Arnold was not alone. Many of the village children had ringworm, a highly contagious fungal infection marked by distinctive circular patches of discolored skin, surrounded by a raised border.
Another doctor who had visited the village had purchased and sent along a box of medicine through a clinic in Lusaka, but no one in the village knew what to do with it. Dr. Jones discussed with the children’s mothers how to use the medicine—an antifungal and antibacterial ointment. He also shared tips for treating ringworm: for example, children often need to have their heads shaved, since the fungus can live inside hair follicles.
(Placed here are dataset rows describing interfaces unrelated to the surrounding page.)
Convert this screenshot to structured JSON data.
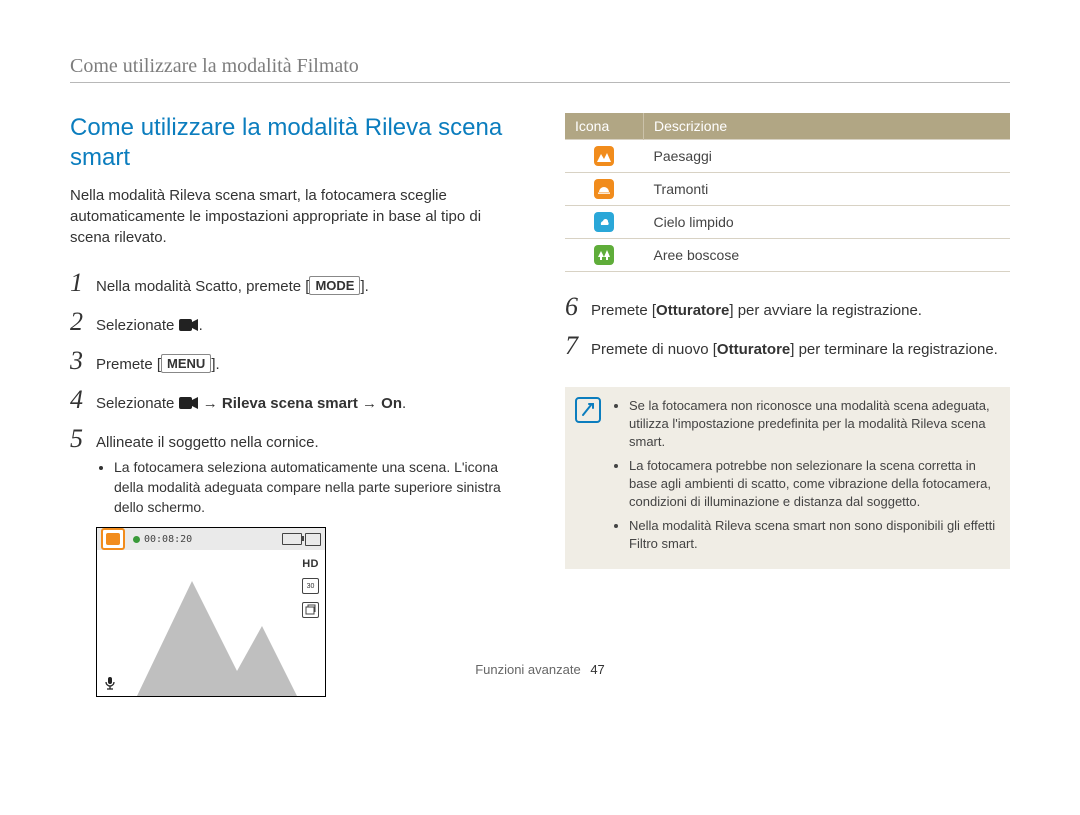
{
  "section_header": "Come utilizzare la modalità Filmato",
  "title": "Come utilizzare la modalità Rileva scena smart",
  "intro": "Nella modalità Rileva scena smart, la fotocamera sceglie automaticamente le impostazioni appropriate in base al tipo di scena rilevato.",
  "steps": {
    "s1": {
      "pre": "Nella modalità Scatto, premete [",
      "button": "MODE",
      "post": "]."
    },
    "s2": {
      "pre": "Selezionate ",
      "post": "."
    },
    "s3": {
      "pre": "Premete [",
      "button": "MENU",
      "post": "]."
    },
    "s4": {
      "pre": "Selezionate ",
      "bold": " → Rileva scena smart → On",
      "post": "."
    },
    "s5": {
      "text": "Allineate il soggetto nella cornice.",
      "sub": "La fotocamera seleziona automaticamente una scena. L'icona della modalità adeguata compare nella parte superiore sinistra dello schermo."
    },
    "s6": {
      "pre": "Premete [",
      "bold": "Otturatore",
      "post": "] per avviare la registrazione."
    },
    "s7": {
      "pre": "Premete di nuovo [",
      "bold": "Otturatore",
      "post": "] per terminare la registrazione."
    }
  },
  "screenshot": {
    "time": "00:08:20",
    "hd": "HD"
  },
  "table": {
    "header": {
      "icon": "Icona",
      "desc": "Descrizione"
    },
    "rows": [
      {
        "desc": "Paesaggi"
      },
      {
        "desc": "Tramonti"
      },
      {
        "desc": "Cielo limpido"
      },
      {
        "desc": "Aree boscose"
      }
    ]
  },
  "notes": [
    "Se la fotocamera non riconosce una modalità scena adeguata, utilizza l'impostazione predefinita per la modalità Rileva scena smart.",
    "La fotocamera potrebbe non selezionare la scena corretta in base agli ambienti di scatto, come vibrazione della fotocamera, condizioni di illuminazione e distanza dal soggetto.",
    "Nella modalità Rileva scena smart non sono disponibili gli effetti Filtro smart."
  ],
  "footer": {
    "label": "Funzioni avanzate",
    "page": "47"
  }
}
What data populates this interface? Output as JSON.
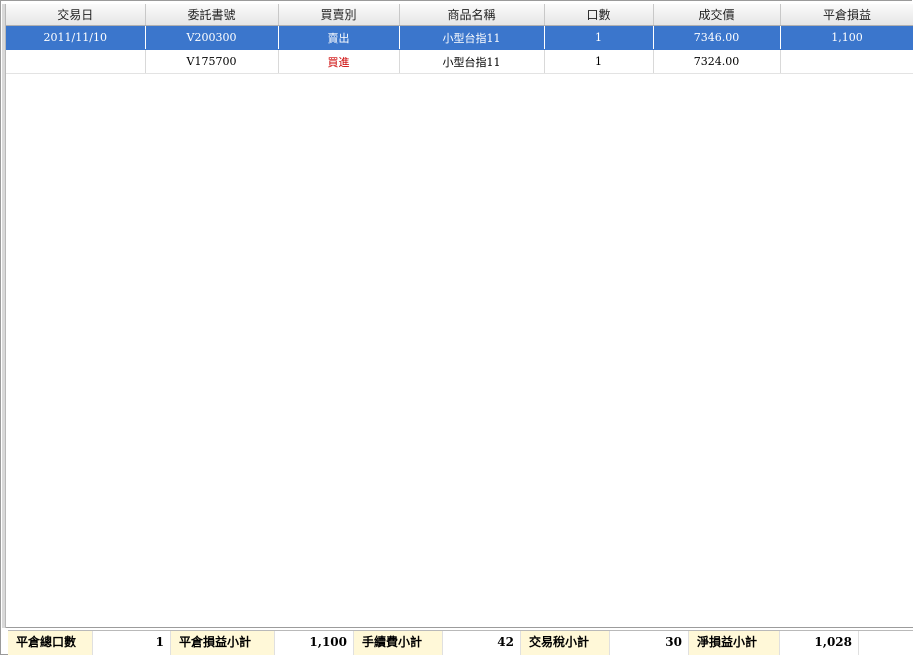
{
  "columns": [
    "交易日",
    "委託書號",
    "買賣別",
    "商品名稱",
    "口數",
    "成交價",
    "平倉損益"
  ],
  "rows": [
    {
      "date": "2011/11/10",
      "order_no": "V200300",
      "side": "賣出",
      "product": "小型台指11",
      "lots": "1",
      "price": "7346.00",
      "pnl": "1,100"
    },
    {
      "date": "",
      "order_no": "V175700",
      "side": "買進",
      "product": "小型台指11",
      "lots": "1",
      "price": "7324.00",
      "pnl": ""
    }
  ],
  "summary": {
    "total_lots_label": "平倉總口數",
    "total_lots_value": "1",
    "pnl_subtotal_label": "平倉損益小計",
    "pnl_subtotal_value": "1,100",
    "fee_subtotal_label": "手續費小計",
    "fee_subtotal_value": "42",
    "tax_subtotal_label": "交易稅小計",
    "tax_subtotal_value": "30",
    "net_pnl_label": "淨損益小計",
    "net_pnl_value": "1,028"
  },
  "colors": {
    "selected_row": "#3b76cc",
    "buy_text": "#cc0000",
    "summary_label_bg": "#fff8d8"
  }
}
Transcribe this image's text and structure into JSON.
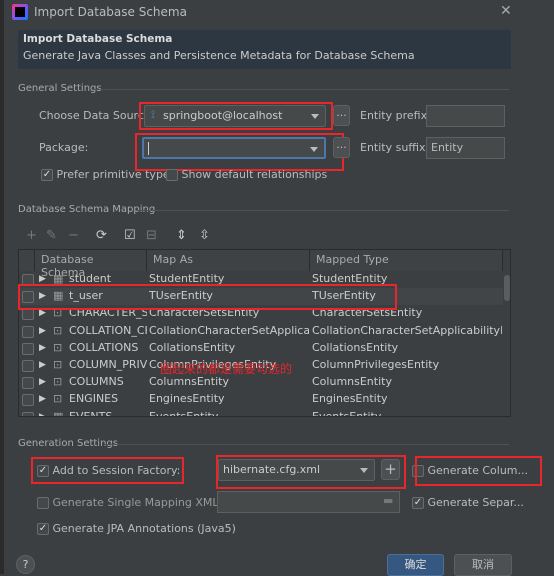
{
  "window": {
    "title": "Import Database Schema"
  },
  "header": {
    "title": "Import Database Schema",
    "subtitle": "Generate Java Classes and Persistence Metadata for Database Schema"
  },
  "general": {
    "section": "General Settings",
    "data_source_label": "Choose Data Source:",
    "data_source_value": "springboot@localhost",
    "package_label": "Package:",
    "package_value": "",
    "browse": "...",
    "entity_prefix_label": "Entity prefix:",
    "entity_prefix_value": "",
    "entity_suffix_label": "Entity suffix:",
    "entity_suffix_value": "Entity",
    "prefer_primitive": {
      "label": "Prefer primitive types",
      "checked": true
    },
    "show_default": {
      "label": "Show default relationships",
      "checked": false
    }
  },
  "mapping": {
    "section": "Database Schema Mapping",
    "columns": [
      "Database Schema",
      "Map As",
      "Mapped Type"
    ],
    "rows": [
      {
        "schema": "student",
        "map_as": "StudentEntity",
        "type": "StudentEntity",
        "icon": "table"
      },
      {
        "schema": "t_user",
        "map_as": "TUserEntity",
        "type": "TUserEntity",
        "icon": "table"
      },
      {
        "schema": "CHARACTER_SET",
        "map_as": "CharacterSetsEntity",
        "type": "CharacterSetsEntity",
        "icon": "view"
      },
      {
        "schema": "COLLATION_CHA",
        "map_as": "CollationCharacterSetApplicabili...",
        "type": "CollationCharacterSetApplicabilityEntity",
        "icon": "view"
      },
      {
        "schema": "COLLATIONS",
        "map_as": "CollationsEntity",
        "type": "CollationsEntity",
        "icon": "view"
      },
      {
        "schema": "COLUMN_PRIVILI",
        "map_as": "ColumnPrivilegesEntity",
        "type": "ColumnPrivilegesEntity",
        "icon": "view"
      },
      {
        "schema": "COLUMNS",
        "map_as": "ColumnsEntity",
        "type": "ColumnsEntity",
        "icon": "view"
      },
      {
        "schema": "ENGINES",
        "map_as": "EnginesEntity",
        "type": "EnginesEntity",
        "icon": "view"
      },
      {
        "schema": "EVENTS",
        "map_as": "EventsEntity",
        "type": "EventsEntity",
        "icon": "table"
      }
    ],
    "annotation": "圈起来的都是需要勾选的"
  },
  "generation": {
    "section": "Generation Settings",
    "session_factory": {
      "label": "Add to Session Factory:",
      "checked": true,
      "value": "hibernate.cfg.xml"
    },
    "single_xml": {
      "label": "Generate Single Mapping XML:",
      "checked": false,
      "value": ""
    },
    "jpa": {
      "label": "Generate JPA Annotations (Java5)",
      "checked": true
    },
    "gen_column": {
      "label": "Generate Colum...",
      "checked": false
    },
    "gen_separate": {
      "label": "Generate Separ...",
      "checked": true
    }
  },
  "footer": {
    "help": "?",
    "ok": "确定",
    "cancel": "取消"
  },
  "colors": {
    "accent": "#365880",
    "annotation": "#e8262b",
    "background": "#3c3f41"
  }
}
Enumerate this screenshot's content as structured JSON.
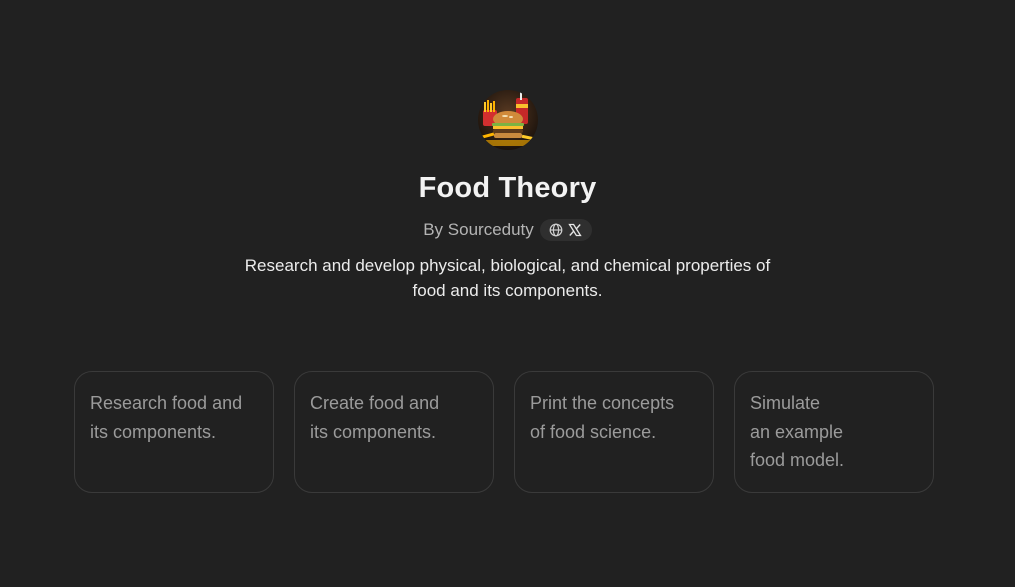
{
  "gpt": {
    "name": "Food Theory",
    "byline": "By Sourceduty",
    "description": "Research and develop physical, biological, and chemical properties of food and its components."
  },
  "icons": {
    "avatar": "burger-fries-soda-image",
    "website": "globe-icon",
    "twitter": "x-logo-icon"
  },
  "starters": [
    {
      "lines": [
        "Research food and",
        "its components."
      ]
    },
    {
      "lines": [
        "Create food and",
        "its components."
      ]
    },
    {
      "lines": [
        "Print the concepts",
        "of food science."
      ]
    },
    {
      "lines": [
        "Simulate",
        "an example",
        "food model."
      ]
    }
  ],
  "colors": {
    "background": "#212121",
    "card_border": "#3a3a3a",
    "muted_text": "#9b9b9b"
  }
}
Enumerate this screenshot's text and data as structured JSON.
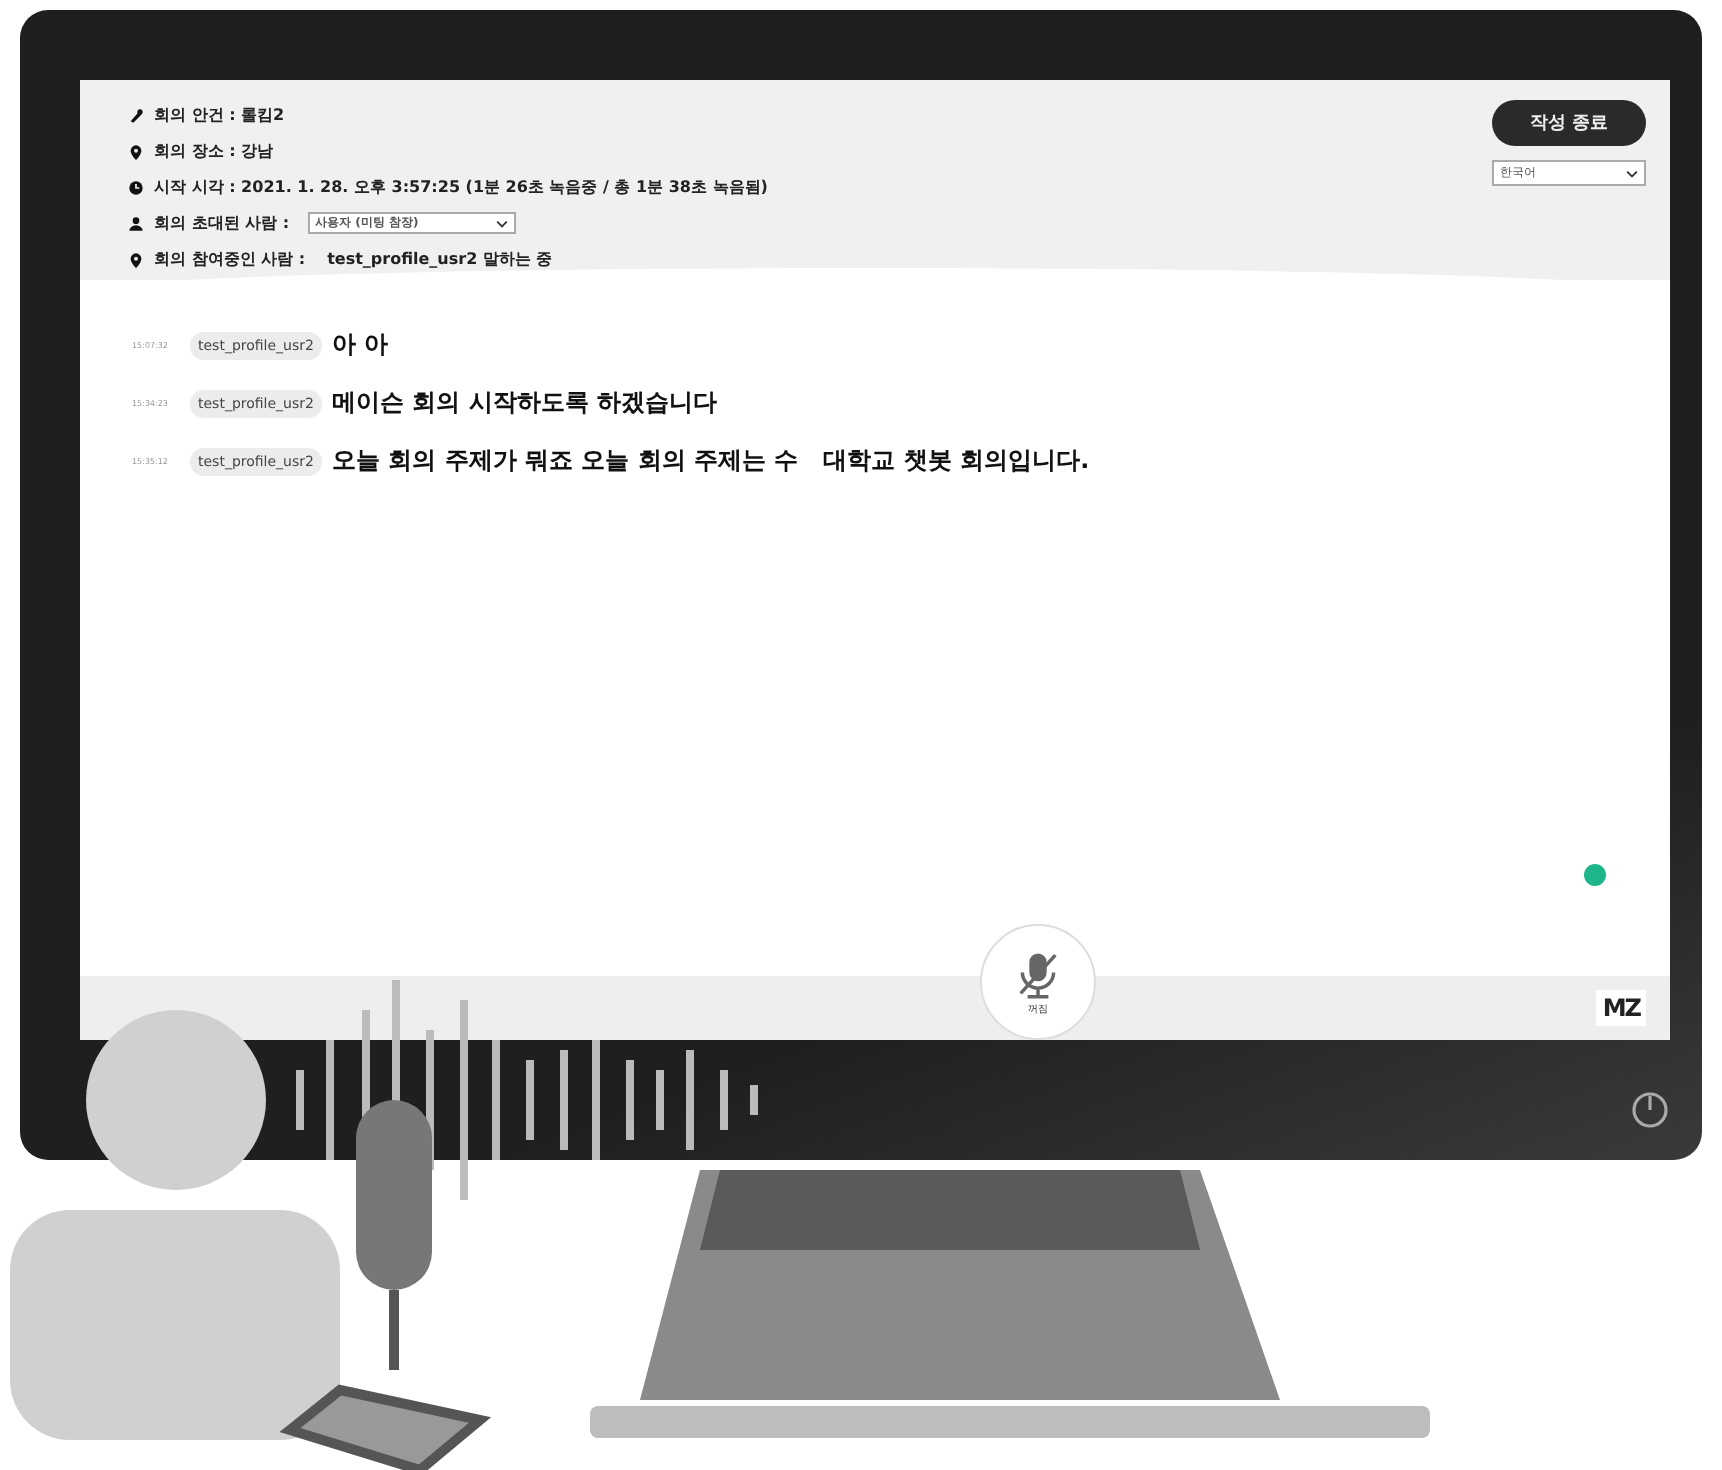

The following April, Jones received an email from his guide, telling him that ringworm had been eradicated from the village.
“This illustrates the great need these small villages throughout Africa have for bare bones medical help,” says Jones. “Even medical personnel just passing through can have an impact.”
It could have ended there. However, since their visit, this group has kept in contact with Chiawa and each other. They are in the process of setting up a solar-powered refrigerator to store medicine, and have sent a shipment of soccer balls for the children to play with.
“I’m excited and proud of the positive impact UW travelers are making for this small village,” says Pauline Ranieri, director of UW Alumni Tours. UW travelers will return to the Zambezi region several times in 2014 and 2015 through the “Africa’s Wildlife” tour. (See all of UW Alumni Tours upcoming Africa journeys)